David Harsanyi finds the ghoulish worldview of self-styled “science guy” Bill Nye objectionable. This particular paragraph of Harsanyi’s, though, allows for an interesting tangent into how the Left and Right think:
We live in a world where Ehrlich protege John Holdren — who, like his mentor, made a career of offering memorably erroneous predictions (not out of the ordinary for alarmists) — was able to become a science czar in the Obama administration. Holdren co-authored a book in late 1970s called “Ecoscience: Population, Resources, Environment,” which waded into theoretical talk about mass sterilizations and forced abortions in an effort to save hundreds of millions from sure death. Nye is a fellow denier of one of the most irrefutable facts about mankind: Human ingenuity overcomes demand.
This is just a single example of progressives’ comfort with concepts like forced sterilizations and forced abortions. Harsanyi also quotes progressive Supreme Court Justice Ruth Bader Ginsburg as saying, “Frankly I had thought that at the time Roe was decided, there was concern about population growth and particularly growth in populations that we don’t want to have too many of.” Other examples would easily be found.
What comes immediately to mind for a contrast is the Left’s reaction to Charles Murray. Anybody who has read Murray’s original flash-point for controversy, The Bell Curve, would know that the book…
- acknowledged differences in intelligence,
- reported that in current circumstances, these differences do relate statistically (although not inevitably) to racial groups, and
- warned about the future consequences of allowing such trends to develop.
Murray and co-author Richard Herrnstein were concerned about the development of a “cognitive elite” in proverbial gated communities lording it over everybody else. In order to avoid that in the future, they said, we must honestly address the data and answer thorny questions of culture and political philosophy.

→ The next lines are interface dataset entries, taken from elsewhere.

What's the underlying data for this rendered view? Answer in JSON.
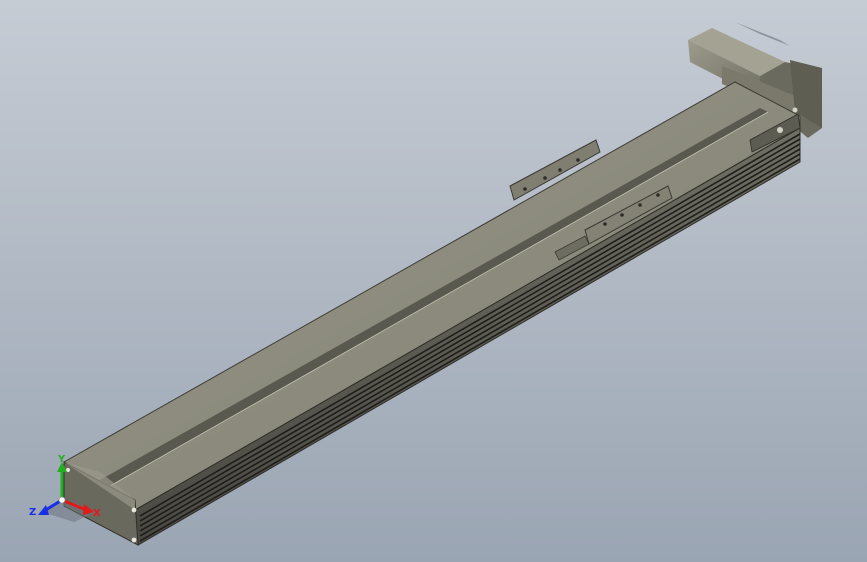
{
  "viewport": {
    "background_top": "#c6ccd4",
    "background_bottom": "#9aa5b3"
  },
  "model": {
    "body_color": "#8c8b7c",
    "body_dark": "#5d5c52",
    "body_light": "#a9a898",
    "rail_color": "#2b2b28",
    "motor_color": "#8a897b"
  },
  "triad": {
    "x_label": "X",
    "y_label": "Y",
    "z_label": "Z",
    "x_color": "#e01a1a",
    "y_color": "#22b022",
    "z_color": "#1a2ee6",
    "origin_color": "#ffffff"
  }
}
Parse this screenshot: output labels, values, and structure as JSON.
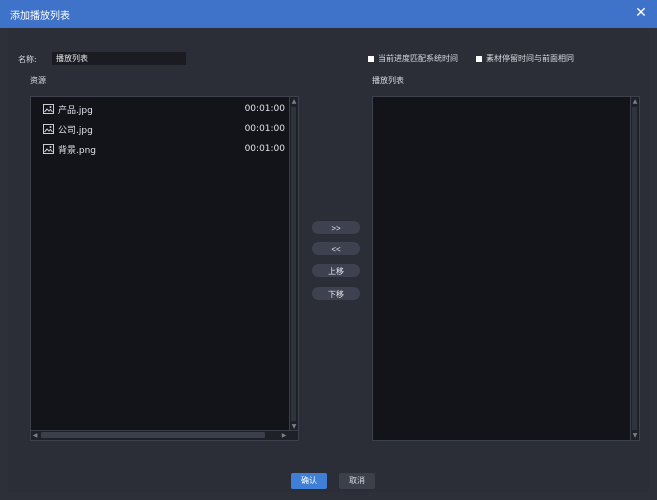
{
  "window": {
    "title": "添加播放列表",
    "close_glyph": "✕"
  },
  "form": {
    "name_label": "名称:",
    "name_value": "播放列表",
    "options": [
      {
        "label": "当前进度匹配系统时间",
        "checked": false
      },
      {
        "label": "素材停留时间与前面相同",
        "checked": false
      }
    ]
  },
  "source": {
    "label": "资源",
    "items": [
      {
        "name": "产品.jpg",
        "duration": "00:01:00",
        "icon": "image-file-icon"
      },
      {
        "name": "公司.jpg",
        "duration": "00:01:00",
        "icon": "image-file-icon"
      },
      {
        "name": "背景.png",
        "duration": "00:01:00",
        "icon": "image-file-icon"
      }
    ]
  },
  "playlist": {
    "label": "播放列表",
    "items": []
  },
  "middle_buttons": {
    "add": ">>",
    "remove": "<<",
    "up": "上移",
    "down": "下移"
  },
  "footer": {
    "confirm": "确认",
    "cancel": "取消"
  },
  "colors": {
    "titlebar": "#3f73c9",
    "dialog_bg": "#2b2e36",
    "pane_bg": "#12141a",
    "primary_button": "#3f7fd6"
  }
}
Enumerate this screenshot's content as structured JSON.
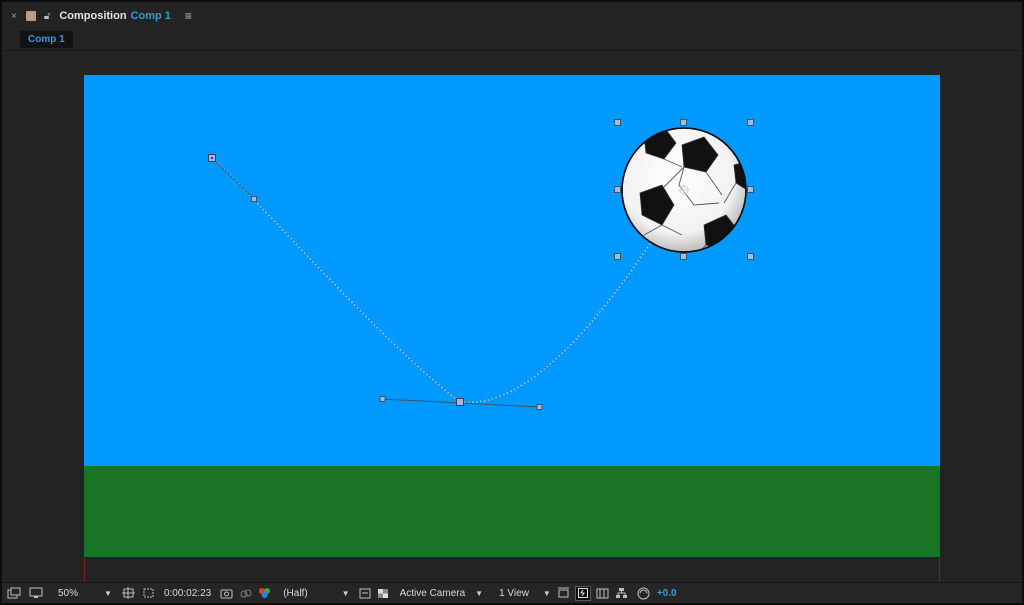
{
  "header": {
    "close_glyph": "×",
    "title": "Composition",
    "comp_name": "Comp 1",
    "menu_glyph": "≡",
    "swatch_color": "#b79c8c"
  },
  "tabs": [
    {
      "label": "Comp 1",
      "active": true
    }
  ],
  "colors": {
    "sky": "#0099ff",
    "ground": "#1a7425",
    "accent": "#2f9bd8",
    "panel": "#232323"
  },
  "toolbar": {
    "zoom": "50%",
    "timecode": "0:00:02:23",
    "resolution": "(Half)",
    "camera": "Active Camera",
    "views": "1 View",
    "exposure": "+0.0",
    "icons": [
      "always-preview-icon",
      "monitor-icon",
      "region-of-interest-icon",
      "transparency-grid-icon",
      "snapshot-icon",
      "show-snapshot-icon",
      "color-channels-icon",
      "fast-preview-icon",
      "flowchart-icon",
      "reset-exposure-icon"
    ]
  }
}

Think about that. Murray is attacked as a “white supremacist” by the Left for arguing that we’re headed toward a divided, dystopian future that we should strive to avoid. Meanwhile, voices on the Left are lauded despite their openness to divisive, dystopian policies in the present.